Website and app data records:
◆ ◆ ◆

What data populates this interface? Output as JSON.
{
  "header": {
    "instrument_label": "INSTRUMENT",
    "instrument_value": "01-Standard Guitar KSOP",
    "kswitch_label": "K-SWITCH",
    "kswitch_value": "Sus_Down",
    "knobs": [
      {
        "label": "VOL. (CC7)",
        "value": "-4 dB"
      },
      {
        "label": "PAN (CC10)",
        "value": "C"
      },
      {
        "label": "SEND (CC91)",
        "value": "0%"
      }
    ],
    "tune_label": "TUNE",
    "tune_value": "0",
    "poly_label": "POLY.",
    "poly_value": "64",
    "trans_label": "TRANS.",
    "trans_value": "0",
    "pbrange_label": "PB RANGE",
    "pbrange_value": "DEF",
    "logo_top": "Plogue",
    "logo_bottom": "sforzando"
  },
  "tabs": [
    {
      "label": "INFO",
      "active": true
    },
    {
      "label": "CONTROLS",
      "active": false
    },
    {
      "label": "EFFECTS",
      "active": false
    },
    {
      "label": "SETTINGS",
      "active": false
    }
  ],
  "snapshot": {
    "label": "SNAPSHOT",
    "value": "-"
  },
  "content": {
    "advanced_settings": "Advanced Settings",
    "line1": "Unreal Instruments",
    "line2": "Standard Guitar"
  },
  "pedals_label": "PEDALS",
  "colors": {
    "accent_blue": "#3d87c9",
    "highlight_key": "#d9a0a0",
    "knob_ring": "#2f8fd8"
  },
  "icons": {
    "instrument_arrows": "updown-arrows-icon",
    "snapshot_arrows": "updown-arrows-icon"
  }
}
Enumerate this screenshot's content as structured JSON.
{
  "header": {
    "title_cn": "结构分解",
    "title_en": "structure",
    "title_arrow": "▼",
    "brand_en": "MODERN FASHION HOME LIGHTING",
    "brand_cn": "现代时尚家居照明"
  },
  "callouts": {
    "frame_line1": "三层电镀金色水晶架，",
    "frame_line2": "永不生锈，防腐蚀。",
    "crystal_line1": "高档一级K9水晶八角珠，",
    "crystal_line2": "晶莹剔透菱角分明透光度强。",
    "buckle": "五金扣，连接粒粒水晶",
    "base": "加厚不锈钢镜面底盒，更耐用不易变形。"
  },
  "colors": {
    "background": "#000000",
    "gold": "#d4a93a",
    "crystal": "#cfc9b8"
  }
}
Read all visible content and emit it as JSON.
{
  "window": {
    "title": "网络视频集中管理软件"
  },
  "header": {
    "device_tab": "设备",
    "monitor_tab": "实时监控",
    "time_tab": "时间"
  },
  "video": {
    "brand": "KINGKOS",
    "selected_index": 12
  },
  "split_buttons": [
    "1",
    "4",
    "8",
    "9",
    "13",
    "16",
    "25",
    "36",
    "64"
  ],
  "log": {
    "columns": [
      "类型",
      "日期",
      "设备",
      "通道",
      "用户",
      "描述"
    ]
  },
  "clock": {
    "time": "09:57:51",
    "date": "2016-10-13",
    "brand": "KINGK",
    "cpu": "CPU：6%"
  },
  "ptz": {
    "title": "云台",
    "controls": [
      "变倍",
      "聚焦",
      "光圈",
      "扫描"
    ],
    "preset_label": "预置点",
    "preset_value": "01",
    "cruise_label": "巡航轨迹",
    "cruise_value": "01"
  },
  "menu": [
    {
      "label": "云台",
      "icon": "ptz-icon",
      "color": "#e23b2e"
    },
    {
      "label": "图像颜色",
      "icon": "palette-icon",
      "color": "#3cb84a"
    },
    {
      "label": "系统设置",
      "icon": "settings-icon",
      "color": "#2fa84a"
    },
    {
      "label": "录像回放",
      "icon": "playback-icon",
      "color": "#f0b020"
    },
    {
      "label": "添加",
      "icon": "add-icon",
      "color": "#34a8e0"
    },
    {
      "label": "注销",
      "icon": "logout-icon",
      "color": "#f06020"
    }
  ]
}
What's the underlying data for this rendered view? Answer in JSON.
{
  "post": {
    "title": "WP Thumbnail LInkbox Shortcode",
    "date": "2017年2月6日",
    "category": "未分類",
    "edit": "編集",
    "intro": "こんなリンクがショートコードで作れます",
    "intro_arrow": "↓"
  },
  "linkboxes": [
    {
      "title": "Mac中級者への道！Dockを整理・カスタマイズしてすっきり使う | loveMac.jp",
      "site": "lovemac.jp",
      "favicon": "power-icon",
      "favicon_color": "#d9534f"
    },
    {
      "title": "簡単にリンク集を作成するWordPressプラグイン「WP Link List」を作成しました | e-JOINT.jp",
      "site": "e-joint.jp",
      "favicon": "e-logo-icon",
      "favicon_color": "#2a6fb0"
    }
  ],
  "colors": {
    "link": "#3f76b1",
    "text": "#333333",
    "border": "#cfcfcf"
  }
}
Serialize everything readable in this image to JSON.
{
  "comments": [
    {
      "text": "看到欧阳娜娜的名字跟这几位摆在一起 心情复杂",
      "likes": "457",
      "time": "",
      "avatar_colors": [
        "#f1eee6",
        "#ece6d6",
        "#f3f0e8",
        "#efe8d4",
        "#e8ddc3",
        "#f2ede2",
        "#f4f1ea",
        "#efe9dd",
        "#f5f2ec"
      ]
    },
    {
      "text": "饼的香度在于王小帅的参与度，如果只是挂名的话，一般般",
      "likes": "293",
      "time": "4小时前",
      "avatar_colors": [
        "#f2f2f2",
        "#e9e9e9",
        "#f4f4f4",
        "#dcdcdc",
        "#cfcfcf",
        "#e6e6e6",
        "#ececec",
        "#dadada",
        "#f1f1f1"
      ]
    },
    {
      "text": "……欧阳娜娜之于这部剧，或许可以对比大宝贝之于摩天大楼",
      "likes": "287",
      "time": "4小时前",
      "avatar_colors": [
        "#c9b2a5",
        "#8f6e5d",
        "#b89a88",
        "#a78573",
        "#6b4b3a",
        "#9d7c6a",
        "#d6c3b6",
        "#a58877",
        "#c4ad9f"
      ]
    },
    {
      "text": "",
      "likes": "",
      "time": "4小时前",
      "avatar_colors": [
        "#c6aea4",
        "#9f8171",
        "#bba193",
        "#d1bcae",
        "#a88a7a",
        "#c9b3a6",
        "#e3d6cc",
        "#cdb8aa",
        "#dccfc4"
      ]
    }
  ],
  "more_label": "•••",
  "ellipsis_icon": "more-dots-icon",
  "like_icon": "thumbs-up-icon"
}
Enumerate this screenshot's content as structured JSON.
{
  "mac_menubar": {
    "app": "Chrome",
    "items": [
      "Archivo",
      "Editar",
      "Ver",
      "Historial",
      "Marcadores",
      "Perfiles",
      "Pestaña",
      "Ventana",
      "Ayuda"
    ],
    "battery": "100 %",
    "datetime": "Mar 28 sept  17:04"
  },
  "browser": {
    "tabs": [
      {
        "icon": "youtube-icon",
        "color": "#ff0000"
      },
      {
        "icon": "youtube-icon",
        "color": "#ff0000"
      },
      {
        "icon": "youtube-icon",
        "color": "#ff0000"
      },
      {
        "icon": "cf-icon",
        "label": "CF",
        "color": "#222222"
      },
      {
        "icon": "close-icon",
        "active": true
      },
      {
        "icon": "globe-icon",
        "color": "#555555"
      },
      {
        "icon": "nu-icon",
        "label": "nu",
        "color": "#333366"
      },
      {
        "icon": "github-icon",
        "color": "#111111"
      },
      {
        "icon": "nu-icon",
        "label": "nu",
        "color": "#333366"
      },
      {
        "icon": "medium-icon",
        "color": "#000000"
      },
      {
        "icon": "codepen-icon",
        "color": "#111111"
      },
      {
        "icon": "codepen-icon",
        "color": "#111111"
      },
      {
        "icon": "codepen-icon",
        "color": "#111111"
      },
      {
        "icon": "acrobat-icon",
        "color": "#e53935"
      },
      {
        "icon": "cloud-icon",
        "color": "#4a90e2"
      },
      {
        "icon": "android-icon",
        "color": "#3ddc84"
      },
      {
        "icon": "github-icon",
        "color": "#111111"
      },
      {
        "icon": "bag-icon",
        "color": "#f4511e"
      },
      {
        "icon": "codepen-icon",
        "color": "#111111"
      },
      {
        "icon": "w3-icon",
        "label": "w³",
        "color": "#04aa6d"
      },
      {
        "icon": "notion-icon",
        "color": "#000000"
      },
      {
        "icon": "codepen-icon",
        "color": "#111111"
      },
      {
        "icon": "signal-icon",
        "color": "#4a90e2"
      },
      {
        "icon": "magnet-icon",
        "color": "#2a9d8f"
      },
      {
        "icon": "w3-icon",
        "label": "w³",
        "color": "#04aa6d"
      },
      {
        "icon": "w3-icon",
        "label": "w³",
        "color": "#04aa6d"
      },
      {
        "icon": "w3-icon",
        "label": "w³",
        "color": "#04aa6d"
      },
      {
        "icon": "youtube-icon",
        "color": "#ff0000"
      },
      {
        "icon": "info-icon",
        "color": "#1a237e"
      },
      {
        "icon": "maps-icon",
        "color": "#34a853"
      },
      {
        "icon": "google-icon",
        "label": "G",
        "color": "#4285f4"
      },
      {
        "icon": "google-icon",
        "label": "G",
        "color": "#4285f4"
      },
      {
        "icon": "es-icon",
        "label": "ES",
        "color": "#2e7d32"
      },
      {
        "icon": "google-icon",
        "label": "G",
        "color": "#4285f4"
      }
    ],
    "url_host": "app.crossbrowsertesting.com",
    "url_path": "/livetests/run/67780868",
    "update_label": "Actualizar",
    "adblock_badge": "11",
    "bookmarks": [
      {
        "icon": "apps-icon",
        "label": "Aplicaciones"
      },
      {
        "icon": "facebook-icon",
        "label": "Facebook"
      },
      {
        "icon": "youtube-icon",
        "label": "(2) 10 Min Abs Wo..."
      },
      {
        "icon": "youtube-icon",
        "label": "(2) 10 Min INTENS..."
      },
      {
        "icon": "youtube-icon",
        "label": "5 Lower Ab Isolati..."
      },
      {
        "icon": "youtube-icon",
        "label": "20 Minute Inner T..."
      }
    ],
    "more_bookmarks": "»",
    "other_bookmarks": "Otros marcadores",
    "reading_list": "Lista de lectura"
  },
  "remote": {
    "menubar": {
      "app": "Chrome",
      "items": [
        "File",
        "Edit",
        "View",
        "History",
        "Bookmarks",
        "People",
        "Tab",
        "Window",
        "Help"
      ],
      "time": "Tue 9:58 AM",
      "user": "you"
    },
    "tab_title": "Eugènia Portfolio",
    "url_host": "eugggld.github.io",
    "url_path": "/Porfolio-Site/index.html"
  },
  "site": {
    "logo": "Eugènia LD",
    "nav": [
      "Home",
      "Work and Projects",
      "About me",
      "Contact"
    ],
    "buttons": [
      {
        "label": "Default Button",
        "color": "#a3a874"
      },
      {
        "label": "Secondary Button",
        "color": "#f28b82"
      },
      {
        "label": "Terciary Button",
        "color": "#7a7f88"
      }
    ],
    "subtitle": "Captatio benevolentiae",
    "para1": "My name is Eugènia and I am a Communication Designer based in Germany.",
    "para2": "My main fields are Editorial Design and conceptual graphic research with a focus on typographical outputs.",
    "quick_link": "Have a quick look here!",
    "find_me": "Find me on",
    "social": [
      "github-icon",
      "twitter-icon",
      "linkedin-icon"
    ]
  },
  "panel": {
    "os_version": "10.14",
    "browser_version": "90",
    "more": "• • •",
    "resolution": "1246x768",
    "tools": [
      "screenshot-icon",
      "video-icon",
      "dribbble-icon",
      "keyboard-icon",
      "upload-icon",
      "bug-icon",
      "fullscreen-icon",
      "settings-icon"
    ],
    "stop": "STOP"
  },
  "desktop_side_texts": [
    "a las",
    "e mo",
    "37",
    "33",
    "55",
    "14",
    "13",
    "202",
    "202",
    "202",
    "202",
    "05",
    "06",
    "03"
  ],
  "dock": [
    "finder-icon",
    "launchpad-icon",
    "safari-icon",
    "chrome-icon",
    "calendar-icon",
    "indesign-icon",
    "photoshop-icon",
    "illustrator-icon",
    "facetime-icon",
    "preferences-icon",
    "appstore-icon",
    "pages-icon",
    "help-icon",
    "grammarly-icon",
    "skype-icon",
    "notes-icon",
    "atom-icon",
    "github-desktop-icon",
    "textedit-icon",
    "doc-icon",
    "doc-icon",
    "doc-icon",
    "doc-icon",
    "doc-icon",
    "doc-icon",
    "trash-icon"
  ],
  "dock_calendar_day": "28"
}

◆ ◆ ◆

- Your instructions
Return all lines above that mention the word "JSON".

- Exercise answer
What data populates this interface? Output as JSON.
Enumerate this screenshot's content as structured JSON.
Read all visible content and emit it as JSON.
What's the underlying data for this rendered view? Answer in JSON.
Serialize everything readable in this image to JSON.
Enumerate this screenshot's content as structured JSON.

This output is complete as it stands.